Comb through the entries for "Bones" and pull out each line that holds it.
RECORDS SHOWN Block Start
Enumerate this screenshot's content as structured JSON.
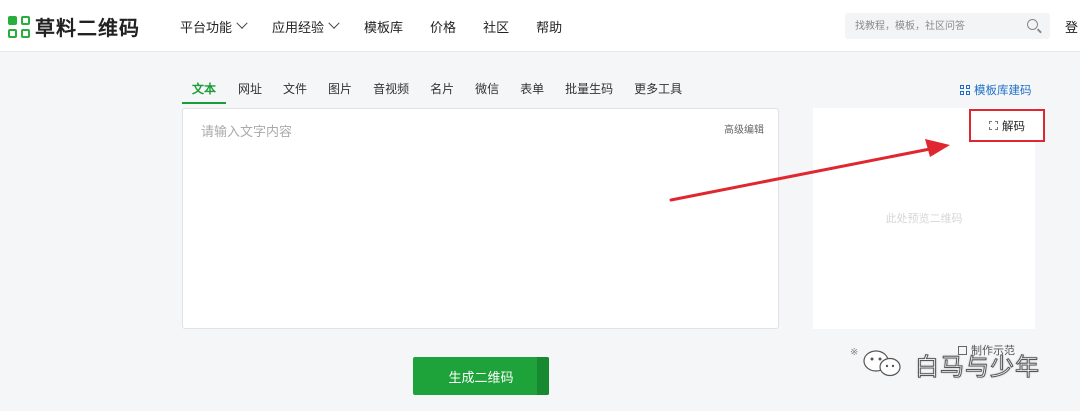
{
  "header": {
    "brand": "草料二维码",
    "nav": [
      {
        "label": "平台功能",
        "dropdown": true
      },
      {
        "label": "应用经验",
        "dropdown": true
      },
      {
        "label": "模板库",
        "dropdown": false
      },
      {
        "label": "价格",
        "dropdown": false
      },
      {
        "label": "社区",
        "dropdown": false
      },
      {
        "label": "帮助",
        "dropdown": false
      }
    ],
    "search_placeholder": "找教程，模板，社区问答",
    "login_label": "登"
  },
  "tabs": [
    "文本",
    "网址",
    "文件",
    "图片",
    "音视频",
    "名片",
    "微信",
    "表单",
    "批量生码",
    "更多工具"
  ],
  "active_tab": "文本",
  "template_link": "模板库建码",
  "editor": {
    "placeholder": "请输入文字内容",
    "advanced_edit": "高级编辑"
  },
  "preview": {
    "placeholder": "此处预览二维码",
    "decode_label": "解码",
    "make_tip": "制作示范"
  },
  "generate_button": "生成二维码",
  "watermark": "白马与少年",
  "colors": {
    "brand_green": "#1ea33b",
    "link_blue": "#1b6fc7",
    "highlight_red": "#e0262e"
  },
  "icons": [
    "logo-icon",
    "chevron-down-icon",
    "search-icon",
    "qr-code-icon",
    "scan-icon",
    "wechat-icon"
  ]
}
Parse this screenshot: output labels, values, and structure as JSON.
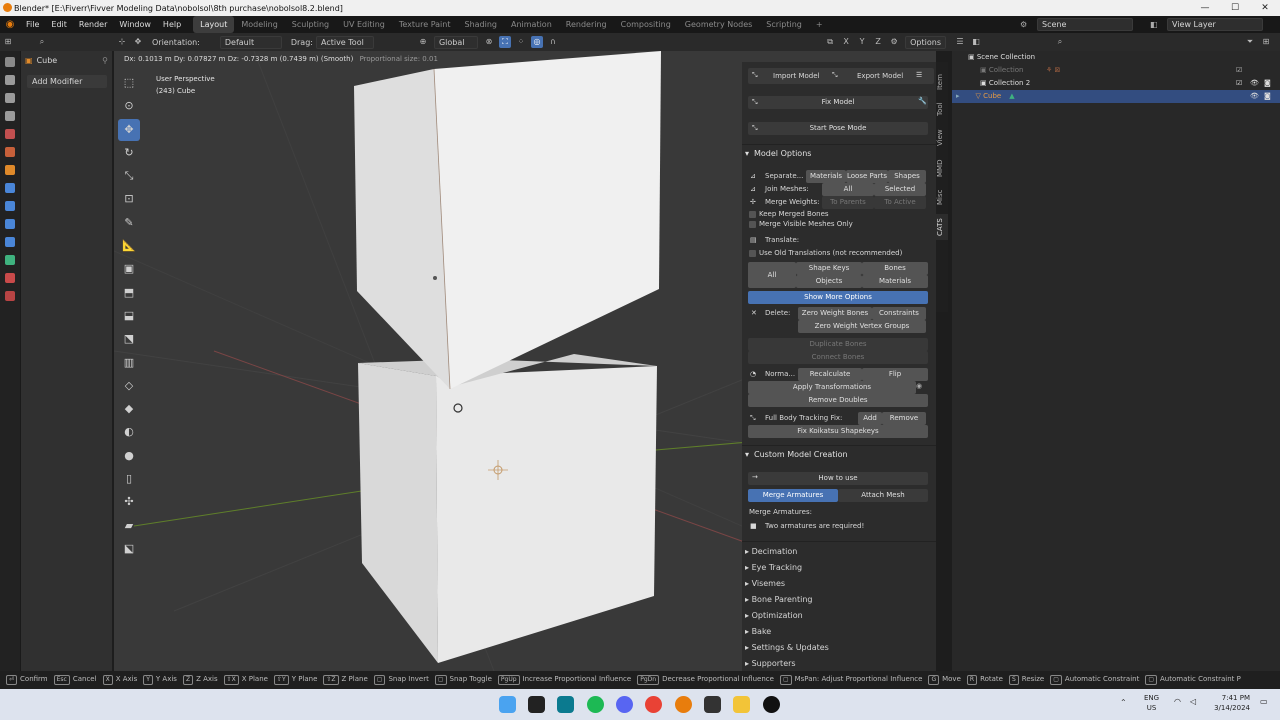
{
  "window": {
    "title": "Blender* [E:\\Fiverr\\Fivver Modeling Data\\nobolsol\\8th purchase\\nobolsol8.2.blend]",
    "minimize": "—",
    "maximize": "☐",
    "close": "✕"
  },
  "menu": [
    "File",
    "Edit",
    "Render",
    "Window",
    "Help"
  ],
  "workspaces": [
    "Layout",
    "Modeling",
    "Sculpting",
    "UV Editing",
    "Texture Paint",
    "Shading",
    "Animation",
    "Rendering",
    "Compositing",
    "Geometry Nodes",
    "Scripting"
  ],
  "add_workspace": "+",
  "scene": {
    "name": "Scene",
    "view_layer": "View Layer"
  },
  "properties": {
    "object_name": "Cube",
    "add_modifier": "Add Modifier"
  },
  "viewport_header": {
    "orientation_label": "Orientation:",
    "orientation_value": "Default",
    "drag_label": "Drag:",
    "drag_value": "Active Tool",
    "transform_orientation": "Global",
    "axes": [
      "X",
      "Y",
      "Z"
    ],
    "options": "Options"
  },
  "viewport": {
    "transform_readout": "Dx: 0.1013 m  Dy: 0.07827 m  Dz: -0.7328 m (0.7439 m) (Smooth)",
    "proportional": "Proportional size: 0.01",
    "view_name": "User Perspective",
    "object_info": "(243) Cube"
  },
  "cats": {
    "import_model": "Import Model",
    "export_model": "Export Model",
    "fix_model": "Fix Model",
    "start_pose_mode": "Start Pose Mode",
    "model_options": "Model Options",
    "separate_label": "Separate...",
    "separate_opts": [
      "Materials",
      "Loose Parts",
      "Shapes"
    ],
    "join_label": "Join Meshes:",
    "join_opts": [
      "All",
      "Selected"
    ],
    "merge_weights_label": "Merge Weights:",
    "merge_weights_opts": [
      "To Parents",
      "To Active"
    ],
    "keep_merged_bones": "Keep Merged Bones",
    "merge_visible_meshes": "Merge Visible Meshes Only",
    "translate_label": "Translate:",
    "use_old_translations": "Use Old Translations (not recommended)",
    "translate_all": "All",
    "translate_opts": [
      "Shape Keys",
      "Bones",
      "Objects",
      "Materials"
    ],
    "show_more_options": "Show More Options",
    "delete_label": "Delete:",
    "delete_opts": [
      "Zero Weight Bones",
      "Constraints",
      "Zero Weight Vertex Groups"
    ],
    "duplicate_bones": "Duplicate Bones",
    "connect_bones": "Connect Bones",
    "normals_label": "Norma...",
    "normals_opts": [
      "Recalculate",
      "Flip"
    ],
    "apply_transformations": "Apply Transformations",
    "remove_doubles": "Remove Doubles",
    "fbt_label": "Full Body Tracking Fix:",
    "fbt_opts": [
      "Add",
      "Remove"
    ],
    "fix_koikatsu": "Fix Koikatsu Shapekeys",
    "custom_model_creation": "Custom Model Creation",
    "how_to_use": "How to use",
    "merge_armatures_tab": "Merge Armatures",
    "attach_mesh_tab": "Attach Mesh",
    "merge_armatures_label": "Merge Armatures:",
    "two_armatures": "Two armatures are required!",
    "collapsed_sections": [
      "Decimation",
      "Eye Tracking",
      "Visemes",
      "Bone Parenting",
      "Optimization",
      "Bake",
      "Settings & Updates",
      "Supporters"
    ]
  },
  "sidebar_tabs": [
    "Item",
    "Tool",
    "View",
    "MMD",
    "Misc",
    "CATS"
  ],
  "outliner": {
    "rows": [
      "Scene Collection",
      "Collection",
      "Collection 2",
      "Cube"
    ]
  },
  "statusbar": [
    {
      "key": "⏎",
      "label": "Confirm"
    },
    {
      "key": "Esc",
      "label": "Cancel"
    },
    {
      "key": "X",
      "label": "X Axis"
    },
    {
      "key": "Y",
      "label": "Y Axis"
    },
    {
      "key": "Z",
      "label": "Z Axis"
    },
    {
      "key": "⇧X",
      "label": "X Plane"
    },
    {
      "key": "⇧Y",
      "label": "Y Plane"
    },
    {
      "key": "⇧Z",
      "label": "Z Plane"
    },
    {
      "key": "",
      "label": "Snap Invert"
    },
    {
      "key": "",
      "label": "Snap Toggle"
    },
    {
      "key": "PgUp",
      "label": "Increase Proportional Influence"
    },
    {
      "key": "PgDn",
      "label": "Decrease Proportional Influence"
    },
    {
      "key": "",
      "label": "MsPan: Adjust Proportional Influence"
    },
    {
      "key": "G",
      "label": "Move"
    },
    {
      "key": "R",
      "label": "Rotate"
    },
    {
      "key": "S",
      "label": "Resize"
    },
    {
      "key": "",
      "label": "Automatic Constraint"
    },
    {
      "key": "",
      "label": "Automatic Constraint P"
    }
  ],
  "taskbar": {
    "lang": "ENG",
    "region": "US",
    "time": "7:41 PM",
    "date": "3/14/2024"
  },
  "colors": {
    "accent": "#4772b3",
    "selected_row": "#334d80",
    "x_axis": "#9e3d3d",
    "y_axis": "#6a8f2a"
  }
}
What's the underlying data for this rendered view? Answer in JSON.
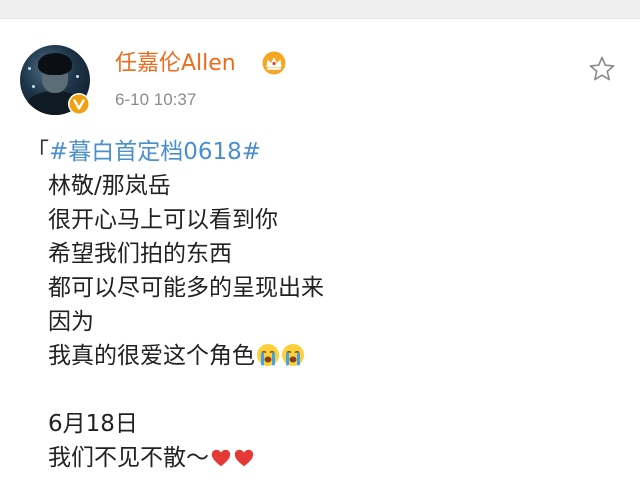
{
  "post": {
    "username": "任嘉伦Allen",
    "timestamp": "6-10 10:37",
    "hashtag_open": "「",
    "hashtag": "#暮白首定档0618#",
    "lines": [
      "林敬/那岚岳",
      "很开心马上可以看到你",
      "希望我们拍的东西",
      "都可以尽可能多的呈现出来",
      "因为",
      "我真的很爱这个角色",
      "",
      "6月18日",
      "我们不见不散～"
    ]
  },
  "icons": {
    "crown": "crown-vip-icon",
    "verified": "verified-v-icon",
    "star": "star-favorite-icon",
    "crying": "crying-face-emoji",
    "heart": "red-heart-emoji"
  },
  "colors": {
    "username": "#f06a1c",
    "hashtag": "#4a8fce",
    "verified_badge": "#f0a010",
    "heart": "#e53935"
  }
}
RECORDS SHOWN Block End
WRITTEN REPLY:
    "keep_merged_bones": "Keep Merged Bones",
      "Bones",
      "Zero Weight Bones",
    "duplicate_bones": "Duplicate Bones",
    "connect_bones": "Connect Bones",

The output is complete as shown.